# WHAT IS NEEDED:
Filter the entries for the word "hair". Copy each line in which it occurs.

GIVEN DATA Block Start

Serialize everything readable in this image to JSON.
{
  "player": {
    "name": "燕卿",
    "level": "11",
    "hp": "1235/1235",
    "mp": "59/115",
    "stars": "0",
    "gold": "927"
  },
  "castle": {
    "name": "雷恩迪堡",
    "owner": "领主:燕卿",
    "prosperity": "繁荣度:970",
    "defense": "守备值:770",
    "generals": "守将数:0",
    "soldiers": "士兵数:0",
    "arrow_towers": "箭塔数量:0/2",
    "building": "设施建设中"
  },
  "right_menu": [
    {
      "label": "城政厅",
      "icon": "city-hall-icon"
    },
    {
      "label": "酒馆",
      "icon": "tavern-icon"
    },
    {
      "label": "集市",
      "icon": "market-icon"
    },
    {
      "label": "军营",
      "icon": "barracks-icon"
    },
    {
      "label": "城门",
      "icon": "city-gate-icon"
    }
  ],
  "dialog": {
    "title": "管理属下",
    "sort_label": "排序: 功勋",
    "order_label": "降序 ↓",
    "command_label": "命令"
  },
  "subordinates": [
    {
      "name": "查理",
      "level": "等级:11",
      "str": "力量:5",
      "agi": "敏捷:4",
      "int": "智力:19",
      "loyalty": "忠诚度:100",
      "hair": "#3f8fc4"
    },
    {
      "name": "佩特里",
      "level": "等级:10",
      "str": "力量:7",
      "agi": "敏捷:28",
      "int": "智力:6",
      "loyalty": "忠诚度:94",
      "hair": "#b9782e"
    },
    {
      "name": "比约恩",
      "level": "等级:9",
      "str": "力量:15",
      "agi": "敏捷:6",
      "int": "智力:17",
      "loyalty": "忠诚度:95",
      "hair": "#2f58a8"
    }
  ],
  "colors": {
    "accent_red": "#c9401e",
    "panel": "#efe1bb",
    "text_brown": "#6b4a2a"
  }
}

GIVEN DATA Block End
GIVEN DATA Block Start

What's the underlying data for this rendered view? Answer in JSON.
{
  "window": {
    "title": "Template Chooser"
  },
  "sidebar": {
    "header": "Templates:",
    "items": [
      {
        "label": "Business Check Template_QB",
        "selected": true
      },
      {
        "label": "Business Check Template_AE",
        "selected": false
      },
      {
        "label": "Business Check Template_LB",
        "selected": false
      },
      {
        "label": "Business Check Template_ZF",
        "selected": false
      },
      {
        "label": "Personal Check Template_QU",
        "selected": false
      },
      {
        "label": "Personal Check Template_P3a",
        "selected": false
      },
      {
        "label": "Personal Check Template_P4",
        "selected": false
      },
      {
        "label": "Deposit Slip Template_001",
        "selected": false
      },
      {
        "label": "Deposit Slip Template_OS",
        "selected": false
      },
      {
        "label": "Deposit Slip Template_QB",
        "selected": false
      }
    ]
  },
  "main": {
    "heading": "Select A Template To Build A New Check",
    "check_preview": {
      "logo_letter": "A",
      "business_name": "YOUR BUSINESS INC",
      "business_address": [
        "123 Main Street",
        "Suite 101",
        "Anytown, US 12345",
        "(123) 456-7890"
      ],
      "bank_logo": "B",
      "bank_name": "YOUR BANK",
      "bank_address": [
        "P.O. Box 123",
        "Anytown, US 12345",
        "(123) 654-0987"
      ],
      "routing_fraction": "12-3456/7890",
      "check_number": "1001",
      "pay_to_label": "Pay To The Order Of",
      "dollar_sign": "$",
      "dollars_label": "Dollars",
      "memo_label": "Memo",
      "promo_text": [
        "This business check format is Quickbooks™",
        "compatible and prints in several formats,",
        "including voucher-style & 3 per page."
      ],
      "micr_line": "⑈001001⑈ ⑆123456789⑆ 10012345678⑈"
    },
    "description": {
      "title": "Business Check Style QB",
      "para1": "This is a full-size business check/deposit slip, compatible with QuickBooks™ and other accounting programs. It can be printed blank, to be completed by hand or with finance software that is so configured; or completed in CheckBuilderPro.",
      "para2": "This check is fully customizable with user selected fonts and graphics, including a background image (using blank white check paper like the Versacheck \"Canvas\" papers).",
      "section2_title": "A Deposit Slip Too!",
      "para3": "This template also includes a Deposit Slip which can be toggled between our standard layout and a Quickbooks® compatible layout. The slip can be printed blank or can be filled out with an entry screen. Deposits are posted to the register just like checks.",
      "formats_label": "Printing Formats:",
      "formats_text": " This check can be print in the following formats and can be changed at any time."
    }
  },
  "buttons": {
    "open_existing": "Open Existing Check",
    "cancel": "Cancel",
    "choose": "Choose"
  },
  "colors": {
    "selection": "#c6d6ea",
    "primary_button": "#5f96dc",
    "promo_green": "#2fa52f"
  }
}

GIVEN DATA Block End
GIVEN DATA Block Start

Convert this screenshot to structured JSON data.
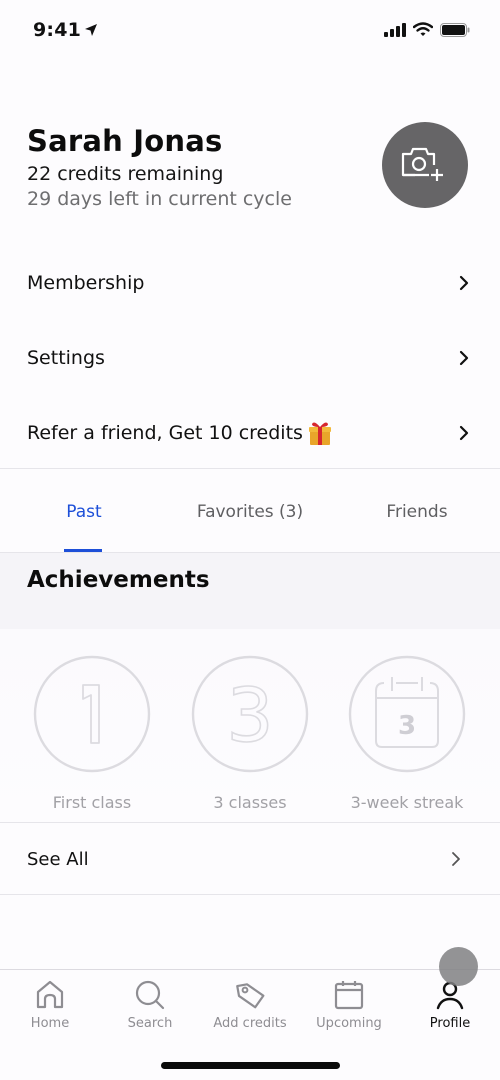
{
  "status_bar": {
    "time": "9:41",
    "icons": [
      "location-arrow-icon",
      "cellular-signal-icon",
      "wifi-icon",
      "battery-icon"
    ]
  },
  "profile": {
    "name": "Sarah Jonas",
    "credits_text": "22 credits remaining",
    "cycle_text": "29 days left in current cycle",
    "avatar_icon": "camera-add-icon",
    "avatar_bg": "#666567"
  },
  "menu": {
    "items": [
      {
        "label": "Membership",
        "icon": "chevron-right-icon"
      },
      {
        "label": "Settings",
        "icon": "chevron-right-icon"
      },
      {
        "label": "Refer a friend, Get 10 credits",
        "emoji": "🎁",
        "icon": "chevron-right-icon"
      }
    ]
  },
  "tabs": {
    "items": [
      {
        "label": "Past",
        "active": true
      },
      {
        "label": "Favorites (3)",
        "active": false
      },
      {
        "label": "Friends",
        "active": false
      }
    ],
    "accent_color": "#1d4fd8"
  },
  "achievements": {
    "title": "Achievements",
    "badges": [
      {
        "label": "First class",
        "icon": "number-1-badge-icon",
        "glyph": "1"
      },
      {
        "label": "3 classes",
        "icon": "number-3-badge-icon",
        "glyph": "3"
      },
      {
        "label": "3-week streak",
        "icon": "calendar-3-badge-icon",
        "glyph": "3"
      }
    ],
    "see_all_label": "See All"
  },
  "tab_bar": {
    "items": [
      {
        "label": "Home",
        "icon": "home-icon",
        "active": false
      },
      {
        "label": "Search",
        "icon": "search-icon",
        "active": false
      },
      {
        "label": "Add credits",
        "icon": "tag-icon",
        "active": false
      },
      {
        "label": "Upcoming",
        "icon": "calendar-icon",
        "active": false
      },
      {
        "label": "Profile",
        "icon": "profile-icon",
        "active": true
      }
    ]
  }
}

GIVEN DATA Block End

# ANSWER TO THIS EXERCISE:
      "hair": "#3f8fc4"
      "hair": "#b9782e"
      "hair": "#2f58a8"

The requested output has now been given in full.